[Dataset rows for apps and sites]
▽

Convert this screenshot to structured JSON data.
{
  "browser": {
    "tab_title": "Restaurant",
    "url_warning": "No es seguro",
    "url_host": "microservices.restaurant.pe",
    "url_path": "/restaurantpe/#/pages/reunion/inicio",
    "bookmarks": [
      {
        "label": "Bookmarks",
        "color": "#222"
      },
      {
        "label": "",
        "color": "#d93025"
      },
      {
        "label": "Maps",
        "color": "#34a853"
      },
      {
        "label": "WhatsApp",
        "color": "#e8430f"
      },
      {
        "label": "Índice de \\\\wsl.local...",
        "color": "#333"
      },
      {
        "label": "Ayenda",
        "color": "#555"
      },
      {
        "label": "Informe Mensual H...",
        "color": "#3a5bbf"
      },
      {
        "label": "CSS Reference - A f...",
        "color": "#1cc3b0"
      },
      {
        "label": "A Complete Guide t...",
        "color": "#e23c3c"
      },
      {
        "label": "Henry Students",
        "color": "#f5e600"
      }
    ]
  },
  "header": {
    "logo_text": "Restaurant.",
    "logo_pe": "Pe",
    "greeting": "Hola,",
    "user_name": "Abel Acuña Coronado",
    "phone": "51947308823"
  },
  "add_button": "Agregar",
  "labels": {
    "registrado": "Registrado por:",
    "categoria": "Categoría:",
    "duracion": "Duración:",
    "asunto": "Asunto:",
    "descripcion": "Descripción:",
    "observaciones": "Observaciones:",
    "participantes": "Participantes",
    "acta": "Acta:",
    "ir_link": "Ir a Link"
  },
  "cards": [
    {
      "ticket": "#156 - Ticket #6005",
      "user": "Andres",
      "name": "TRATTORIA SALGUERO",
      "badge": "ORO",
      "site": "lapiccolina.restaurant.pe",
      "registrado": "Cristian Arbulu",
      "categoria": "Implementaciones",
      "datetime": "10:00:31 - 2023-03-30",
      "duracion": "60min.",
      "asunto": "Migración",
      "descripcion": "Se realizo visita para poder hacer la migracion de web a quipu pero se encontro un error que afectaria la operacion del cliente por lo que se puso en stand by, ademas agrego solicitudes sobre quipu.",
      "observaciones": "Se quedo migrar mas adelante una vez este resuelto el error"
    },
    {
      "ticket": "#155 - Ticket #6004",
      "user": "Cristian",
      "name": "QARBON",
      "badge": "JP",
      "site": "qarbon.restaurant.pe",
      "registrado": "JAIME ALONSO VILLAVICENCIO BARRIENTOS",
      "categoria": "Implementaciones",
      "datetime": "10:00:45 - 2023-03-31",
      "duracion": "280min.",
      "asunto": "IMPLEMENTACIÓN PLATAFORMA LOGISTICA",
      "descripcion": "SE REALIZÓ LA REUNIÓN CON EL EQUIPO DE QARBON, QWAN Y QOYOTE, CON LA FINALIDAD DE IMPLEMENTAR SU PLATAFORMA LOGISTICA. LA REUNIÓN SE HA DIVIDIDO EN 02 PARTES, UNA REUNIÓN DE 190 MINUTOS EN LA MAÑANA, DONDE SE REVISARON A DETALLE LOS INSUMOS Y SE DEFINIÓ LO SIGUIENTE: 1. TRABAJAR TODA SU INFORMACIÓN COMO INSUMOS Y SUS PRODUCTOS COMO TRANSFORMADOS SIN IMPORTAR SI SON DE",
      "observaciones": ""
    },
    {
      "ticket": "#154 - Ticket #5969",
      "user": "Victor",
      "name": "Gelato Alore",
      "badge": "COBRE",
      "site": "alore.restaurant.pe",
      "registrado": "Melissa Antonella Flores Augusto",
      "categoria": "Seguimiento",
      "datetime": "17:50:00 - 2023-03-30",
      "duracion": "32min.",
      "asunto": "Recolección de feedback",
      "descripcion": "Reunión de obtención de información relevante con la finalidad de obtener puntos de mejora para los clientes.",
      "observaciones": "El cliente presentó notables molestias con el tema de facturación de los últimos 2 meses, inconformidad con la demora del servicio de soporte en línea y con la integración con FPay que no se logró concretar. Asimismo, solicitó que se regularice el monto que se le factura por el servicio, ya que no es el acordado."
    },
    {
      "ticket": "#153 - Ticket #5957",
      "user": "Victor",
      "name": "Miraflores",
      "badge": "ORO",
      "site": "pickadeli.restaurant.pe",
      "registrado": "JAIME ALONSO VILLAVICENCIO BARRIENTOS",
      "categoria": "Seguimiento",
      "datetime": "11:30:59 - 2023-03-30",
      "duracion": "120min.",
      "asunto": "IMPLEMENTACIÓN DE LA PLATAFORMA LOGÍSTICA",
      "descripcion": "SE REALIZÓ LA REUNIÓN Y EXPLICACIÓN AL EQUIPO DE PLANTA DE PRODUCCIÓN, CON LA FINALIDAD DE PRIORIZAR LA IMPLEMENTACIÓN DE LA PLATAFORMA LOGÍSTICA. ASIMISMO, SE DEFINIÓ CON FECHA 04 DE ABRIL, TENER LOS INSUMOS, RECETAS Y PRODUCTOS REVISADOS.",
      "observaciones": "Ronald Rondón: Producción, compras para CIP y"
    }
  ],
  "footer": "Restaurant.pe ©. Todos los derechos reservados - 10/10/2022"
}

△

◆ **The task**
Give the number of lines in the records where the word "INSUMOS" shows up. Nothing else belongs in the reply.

◆ **Answer to this exercise**
2